> [What you are asked to do]:
Using the material that follows, identify and copy each line with the string "Leaf".

---*---

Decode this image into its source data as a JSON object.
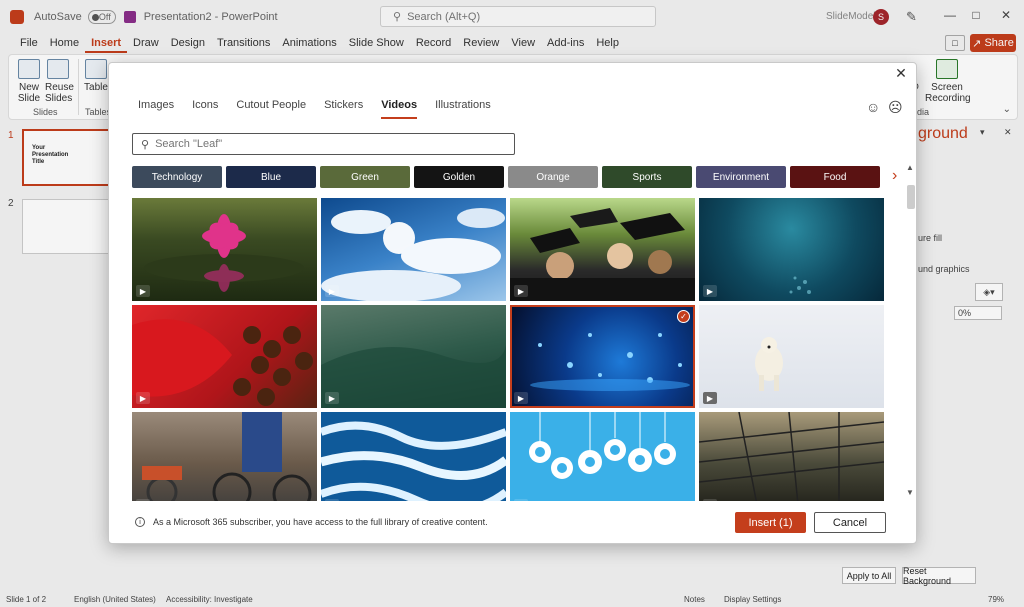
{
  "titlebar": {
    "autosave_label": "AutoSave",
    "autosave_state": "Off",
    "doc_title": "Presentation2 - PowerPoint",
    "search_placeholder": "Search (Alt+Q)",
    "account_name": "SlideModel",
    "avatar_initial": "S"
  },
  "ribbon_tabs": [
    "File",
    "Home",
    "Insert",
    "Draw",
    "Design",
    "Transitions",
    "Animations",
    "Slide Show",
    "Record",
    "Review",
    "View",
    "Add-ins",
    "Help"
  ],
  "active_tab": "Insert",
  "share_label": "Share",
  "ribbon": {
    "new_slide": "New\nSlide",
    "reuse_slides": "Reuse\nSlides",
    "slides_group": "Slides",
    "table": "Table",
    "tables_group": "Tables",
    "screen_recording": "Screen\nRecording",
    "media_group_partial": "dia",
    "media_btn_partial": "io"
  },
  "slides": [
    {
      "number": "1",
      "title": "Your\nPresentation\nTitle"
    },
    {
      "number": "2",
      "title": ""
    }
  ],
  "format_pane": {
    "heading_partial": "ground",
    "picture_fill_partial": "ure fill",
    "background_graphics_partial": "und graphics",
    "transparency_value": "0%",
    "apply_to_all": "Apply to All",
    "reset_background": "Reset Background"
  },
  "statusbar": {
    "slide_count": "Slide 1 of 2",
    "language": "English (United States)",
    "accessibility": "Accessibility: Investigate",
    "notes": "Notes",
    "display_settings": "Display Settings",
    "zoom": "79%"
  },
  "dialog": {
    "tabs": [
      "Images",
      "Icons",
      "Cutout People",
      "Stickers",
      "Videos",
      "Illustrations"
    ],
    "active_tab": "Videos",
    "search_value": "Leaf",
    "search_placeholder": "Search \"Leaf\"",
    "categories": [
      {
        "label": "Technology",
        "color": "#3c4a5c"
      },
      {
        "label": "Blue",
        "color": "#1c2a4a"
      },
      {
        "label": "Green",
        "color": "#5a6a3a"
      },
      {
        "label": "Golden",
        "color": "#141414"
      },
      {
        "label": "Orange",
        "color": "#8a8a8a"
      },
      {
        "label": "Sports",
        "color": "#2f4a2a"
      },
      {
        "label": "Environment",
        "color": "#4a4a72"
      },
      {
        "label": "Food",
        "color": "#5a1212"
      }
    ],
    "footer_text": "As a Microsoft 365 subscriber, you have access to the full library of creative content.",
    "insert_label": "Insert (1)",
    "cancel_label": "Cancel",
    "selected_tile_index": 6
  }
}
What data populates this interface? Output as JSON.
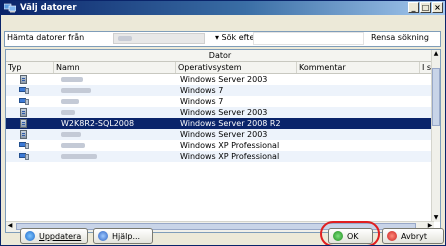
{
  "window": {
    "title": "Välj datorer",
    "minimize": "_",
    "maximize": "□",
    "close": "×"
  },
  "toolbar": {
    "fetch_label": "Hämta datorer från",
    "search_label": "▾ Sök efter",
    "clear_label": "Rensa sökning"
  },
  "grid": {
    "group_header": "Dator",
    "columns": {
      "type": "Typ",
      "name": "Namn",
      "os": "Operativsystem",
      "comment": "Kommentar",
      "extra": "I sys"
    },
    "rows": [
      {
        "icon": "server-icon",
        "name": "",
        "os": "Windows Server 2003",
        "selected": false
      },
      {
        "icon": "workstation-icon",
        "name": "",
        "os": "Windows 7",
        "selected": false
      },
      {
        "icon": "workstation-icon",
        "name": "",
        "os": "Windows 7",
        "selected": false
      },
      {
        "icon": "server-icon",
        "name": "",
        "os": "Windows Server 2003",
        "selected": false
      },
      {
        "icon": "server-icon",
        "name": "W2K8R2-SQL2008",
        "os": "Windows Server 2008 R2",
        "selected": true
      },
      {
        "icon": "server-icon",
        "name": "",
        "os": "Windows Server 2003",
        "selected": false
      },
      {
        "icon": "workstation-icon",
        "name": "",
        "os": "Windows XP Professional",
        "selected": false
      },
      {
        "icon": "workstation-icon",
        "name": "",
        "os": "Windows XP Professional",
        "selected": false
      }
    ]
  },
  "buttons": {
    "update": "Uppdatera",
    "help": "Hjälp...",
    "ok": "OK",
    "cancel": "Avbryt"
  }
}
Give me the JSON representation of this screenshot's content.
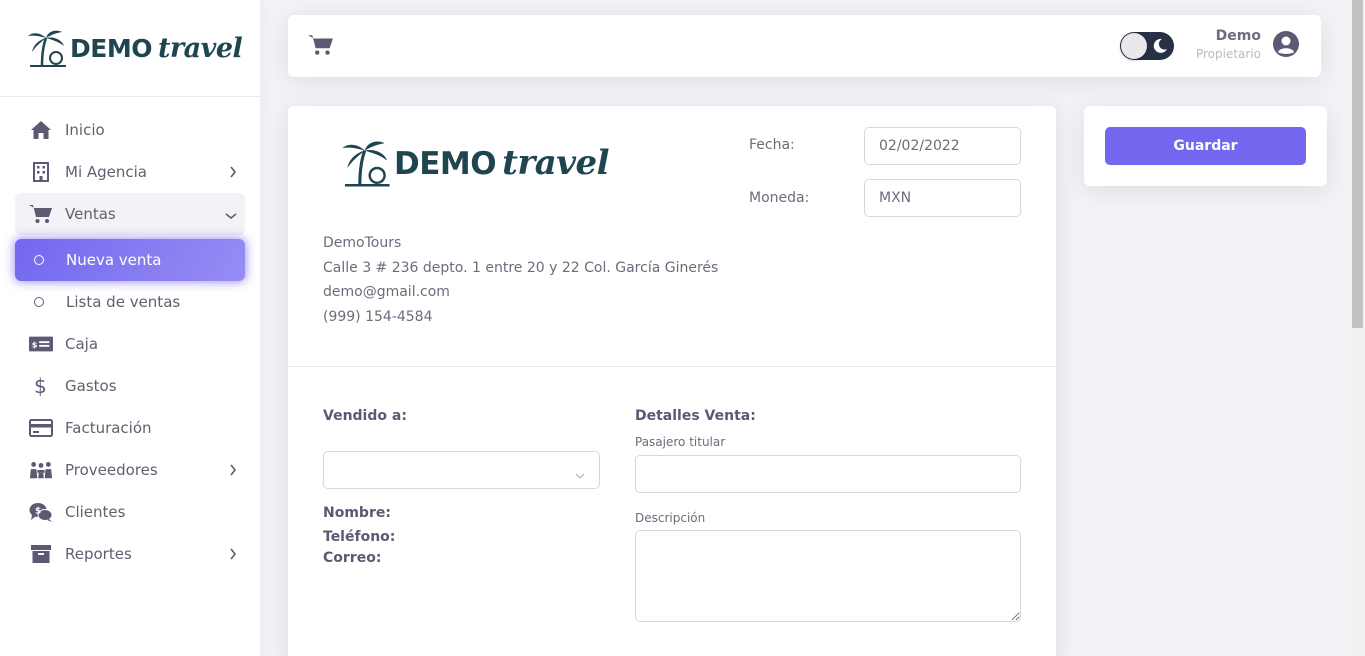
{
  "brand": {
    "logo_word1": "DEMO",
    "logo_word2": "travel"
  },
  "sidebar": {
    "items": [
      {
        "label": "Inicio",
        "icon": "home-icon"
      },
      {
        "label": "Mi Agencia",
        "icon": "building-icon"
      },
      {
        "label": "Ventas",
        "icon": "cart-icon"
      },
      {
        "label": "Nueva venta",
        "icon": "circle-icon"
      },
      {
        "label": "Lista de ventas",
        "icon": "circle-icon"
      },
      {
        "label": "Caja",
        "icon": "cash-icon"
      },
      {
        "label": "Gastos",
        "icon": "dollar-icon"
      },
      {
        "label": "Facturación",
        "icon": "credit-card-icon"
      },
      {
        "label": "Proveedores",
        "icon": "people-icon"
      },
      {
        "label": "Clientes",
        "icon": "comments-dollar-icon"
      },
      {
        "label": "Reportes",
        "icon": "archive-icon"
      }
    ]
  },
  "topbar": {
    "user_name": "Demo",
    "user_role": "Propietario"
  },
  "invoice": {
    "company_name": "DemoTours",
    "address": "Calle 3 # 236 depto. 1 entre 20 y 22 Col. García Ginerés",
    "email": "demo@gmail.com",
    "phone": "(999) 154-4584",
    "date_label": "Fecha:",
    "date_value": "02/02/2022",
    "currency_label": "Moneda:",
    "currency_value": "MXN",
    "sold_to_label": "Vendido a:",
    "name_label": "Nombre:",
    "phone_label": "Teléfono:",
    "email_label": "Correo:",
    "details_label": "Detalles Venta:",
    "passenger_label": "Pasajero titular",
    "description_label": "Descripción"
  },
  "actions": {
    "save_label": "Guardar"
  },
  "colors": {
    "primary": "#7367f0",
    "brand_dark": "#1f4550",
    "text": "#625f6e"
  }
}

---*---

> [Solution to this task]:
    "search_value": "Leaf",
    "search_placeholder": "Search \"Leaf\"",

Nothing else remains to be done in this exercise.